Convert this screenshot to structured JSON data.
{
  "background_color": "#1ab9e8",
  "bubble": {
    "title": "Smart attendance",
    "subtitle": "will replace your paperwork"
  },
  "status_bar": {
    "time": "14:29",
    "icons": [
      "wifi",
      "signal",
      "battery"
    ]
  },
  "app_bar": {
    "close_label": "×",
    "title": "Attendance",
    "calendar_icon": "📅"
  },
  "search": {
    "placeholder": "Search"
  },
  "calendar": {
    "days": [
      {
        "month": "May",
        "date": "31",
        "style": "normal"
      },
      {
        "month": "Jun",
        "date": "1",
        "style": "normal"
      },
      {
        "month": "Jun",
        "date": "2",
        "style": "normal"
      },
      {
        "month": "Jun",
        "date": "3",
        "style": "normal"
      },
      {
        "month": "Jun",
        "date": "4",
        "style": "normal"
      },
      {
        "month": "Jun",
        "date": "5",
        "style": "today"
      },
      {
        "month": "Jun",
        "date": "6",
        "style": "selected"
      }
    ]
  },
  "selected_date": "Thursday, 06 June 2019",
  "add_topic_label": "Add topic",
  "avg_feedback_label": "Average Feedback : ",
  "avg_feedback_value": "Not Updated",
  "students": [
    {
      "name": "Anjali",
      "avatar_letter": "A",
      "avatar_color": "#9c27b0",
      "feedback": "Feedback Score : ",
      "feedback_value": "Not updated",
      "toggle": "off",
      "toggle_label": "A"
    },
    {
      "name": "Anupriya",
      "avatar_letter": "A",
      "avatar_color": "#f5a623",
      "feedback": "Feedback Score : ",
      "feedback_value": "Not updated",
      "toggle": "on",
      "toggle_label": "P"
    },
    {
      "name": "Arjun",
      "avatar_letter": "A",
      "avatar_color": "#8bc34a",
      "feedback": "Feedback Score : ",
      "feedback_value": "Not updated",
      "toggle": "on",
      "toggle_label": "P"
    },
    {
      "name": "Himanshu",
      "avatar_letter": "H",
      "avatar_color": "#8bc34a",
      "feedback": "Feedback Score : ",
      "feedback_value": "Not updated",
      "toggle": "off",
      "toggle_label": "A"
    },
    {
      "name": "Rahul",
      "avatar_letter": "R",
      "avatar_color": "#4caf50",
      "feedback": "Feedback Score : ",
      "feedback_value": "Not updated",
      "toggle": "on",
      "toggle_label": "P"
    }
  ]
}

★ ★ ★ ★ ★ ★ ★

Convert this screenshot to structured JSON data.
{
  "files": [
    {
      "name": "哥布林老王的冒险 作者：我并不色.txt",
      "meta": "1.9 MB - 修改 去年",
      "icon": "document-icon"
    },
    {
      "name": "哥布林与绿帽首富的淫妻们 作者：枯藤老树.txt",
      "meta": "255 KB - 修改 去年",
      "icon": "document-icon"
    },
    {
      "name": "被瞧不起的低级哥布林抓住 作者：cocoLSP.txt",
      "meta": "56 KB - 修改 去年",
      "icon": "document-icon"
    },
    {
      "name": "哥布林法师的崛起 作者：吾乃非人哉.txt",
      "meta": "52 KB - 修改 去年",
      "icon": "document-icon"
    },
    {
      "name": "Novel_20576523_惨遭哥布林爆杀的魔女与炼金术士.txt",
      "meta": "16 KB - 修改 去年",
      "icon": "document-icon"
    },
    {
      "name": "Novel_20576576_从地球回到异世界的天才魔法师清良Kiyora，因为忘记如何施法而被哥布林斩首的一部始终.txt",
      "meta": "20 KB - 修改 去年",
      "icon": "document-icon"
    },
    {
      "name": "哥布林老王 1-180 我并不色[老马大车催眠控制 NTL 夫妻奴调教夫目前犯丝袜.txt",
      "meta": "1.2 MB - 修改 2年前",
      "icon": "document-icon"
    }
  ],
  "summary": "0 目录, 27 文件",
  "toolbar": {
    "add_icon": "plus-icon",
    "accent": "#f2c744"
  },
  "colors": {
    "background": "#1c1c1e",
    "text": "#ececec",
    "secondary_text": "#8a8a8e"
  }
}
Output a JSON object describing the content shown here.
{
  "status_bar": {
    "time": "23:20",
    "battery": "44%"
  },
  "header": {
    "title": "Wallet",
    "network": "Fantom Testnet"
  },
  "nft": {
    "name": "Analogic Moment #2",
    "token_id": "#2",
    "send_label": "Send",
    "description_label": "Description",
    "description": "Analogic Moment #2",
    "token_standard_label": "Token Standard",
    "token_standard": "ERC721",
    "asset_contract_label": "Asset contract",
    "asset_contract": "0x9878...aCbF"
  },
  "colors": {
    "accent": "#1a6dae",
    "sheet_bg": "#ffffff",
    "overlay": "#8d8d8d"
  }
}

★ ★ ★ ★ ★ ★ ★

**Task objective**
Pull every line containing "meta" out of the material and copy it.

**Answer section**
      "meta": "1.9 MB - 修改 去年",
      "meta": "255 KB - 修改 去年",
      "meta": "56 KB - 修改 去年",
      "meta": "52 KB - 修改 去年",
      "meta": "16 KB - 修改 去年",
      "meta": "20 KB - 修改 去年",
      "meta": "1.2 MB - 修改 2年前",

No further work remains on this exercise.